I was so practiced at finding “fun Rachel” at the bottom of a glass that I started to think there wasn’t another way. Giving up drinking meant giving up the laid-back, easy-going version of me. The version of myself that I actually I liked. Why would I want to do that?

I was so practiced at finding “fun Rachel” at the bottom of a glass that I started to think there wasn’t another way.

So I kept drinking. I kept choosing a buzz as the quickest route to find this person because I had no idea how else to find her. She was in there, but I only knew one way to let her shine.

The question is, can you learn to be confident, self-assured, and laid-back on your own without needing the help a drink? Can you figure out how to let go of your worries and your hang-ups from the inside out, instead of from the outside in?

Here’s what I had to realize: the way I felt inside was not a reflection of what I looked like in the mirror or bullet points on my resume. As long as I kept chasing those metrics to feel better, the longer I would stay stuck.

Here’s what I had to realize: the way I felt inside was not a reflection of what I looked like in the mirror or bullet points on my resume.
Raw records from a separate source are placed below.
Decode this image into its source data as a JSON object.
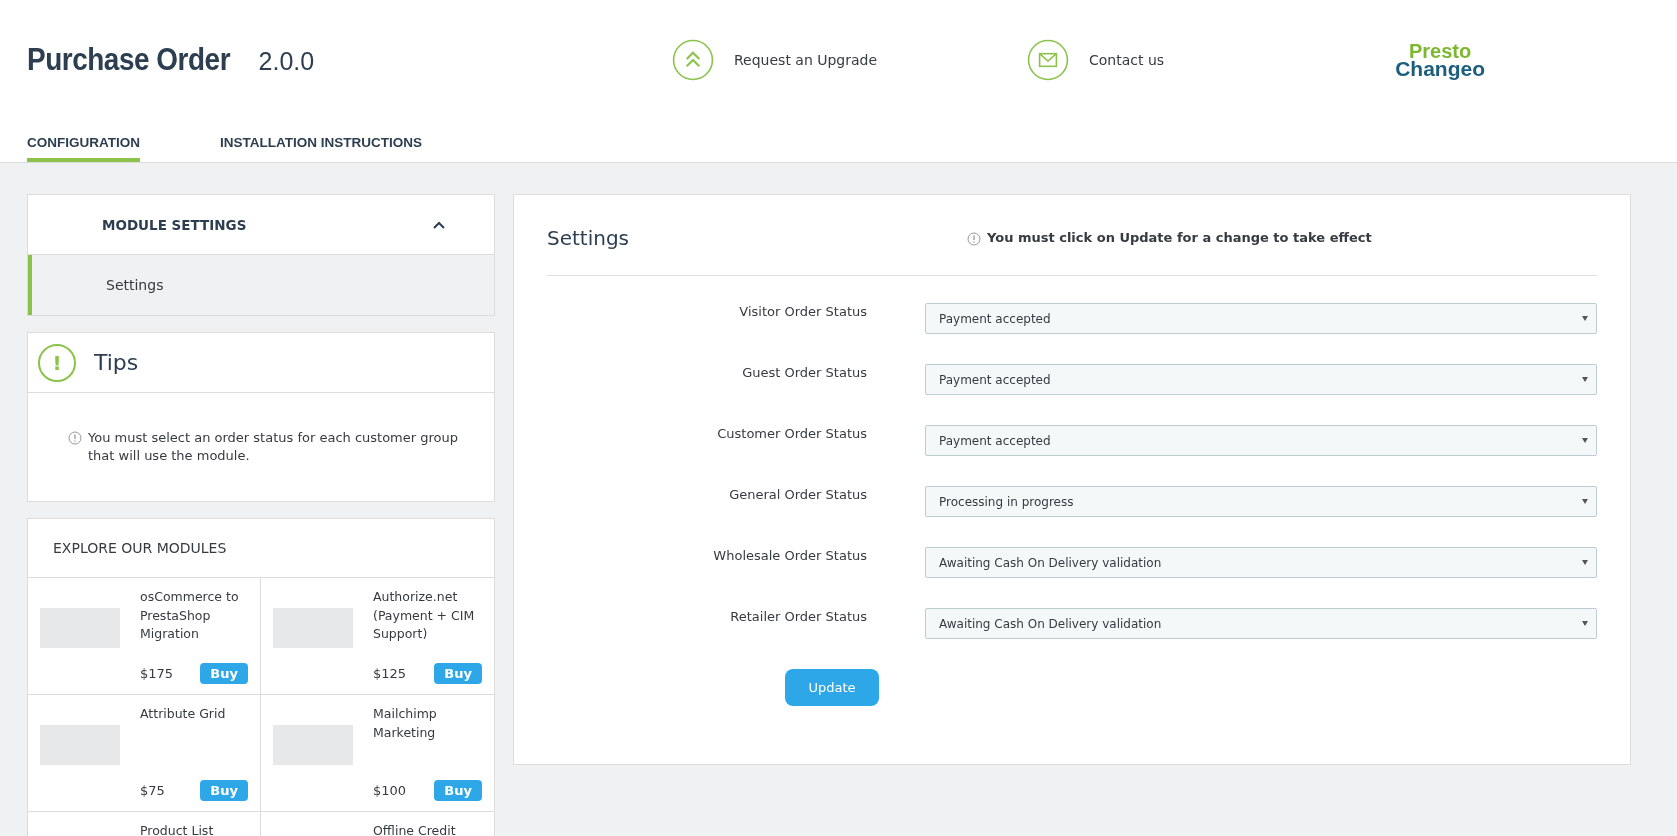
{
  "header": {
    "title": "Purchase Order",
    "version": "2.0.0",
    "links": [
      {
        "kind": "upgrade",
        "label": "Request an Upgrade"
      },
      {
        "kind": "contact",
        "label": "Contact us"
      }
    ],
    "logo": {
      "line_1": "Presto",
      "line_2": "Changeo"
    }
  },
  "tabs": [
    {
      "label": "CONFIGURATION",
      "selected": true
    },
    {
      "label": "INSTALLATION INSTRUCTIONS",
      "selected": false
    }
  ],
  "sidebar": {
    "section_title": "MODULE SETTINGS",
    "expanded": true,
    "items": [
      {
        "label": "Settings",
        "selected": true
      }
    ]
  },
  "tips": {
    "title": "Tips",
    "icon": "!",
    "text": "You must select an order status for each customer group that will use the module."
  },
  "explore": {
    "title": "EXPLORE OUR MODULES",
    "modules": [
      {
        "name": "osCommerce to PrestaShop Migration",
        "price": "$175",
        "button": "Buy"
      },
      {
        "name": "Authorize.net (Payment + CIM Support)",
        "price": "$125",
        "button": "Buy"
      },
      {
        "name": "Attribute Grid",
        "price": "$75",
        "button": "Buy"
      },
      {
        "name": "Mailchimp Marketing",
        "price": "$100",
        "button": "Buy"
      },
      {
        "name": "Product List"
      },
      {
        "name": "Offline Credit"
      }
    ]
  },
  "settings": {
    "title": "Settings",
    "notice": "You must click on Update for a change to take effect",
    "fields": [
      {
        "label": "Visitor Order Status",
        "value": "Payment accepted"
      },
      {
        "label": "Guest Order Status",
        "value": "Payment accepted"
      },
      {
        "label": "Customer Order Status",
        "value": "Payment accepted"
      },
      {
        "label": "General Order Status",
        "value": "Processing in progress"
      },
      {
        "label": "Wholesale Order Status",
        "value": "Awaiting Cash On Delivery validation"
      },
      {
        "label": "Retailer Order Status",
        "value": "Awaiting Cash On Delivery validation"
      }
    ],
    "button": "Update"
  }
}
How I felt—awkward and insecure or confident and self-assured—had everything to do with what I thought of myself. I had to give up chasing perfection and accomplishments as the route to feel good about myself and start changing what I was thinking about myself all day long.

You might dismiss this work as the silly practice of affirmations, but it’s actually much deeper than reciting band-aid sentences to feel better. It’s paying attention to the words you use to describe your appearance, your mistakes, your decisions, your past, and your future, understanding how these words connect to how you feel, and learning how to change it. 

I was never going to be “fun Rachel” when a soundtrack of all my insecurities was playing on a loop in my mind. The choice was this: keep turning to something to dull what I thought about myself or learn how to change the soundtrack.

I opted for the latter.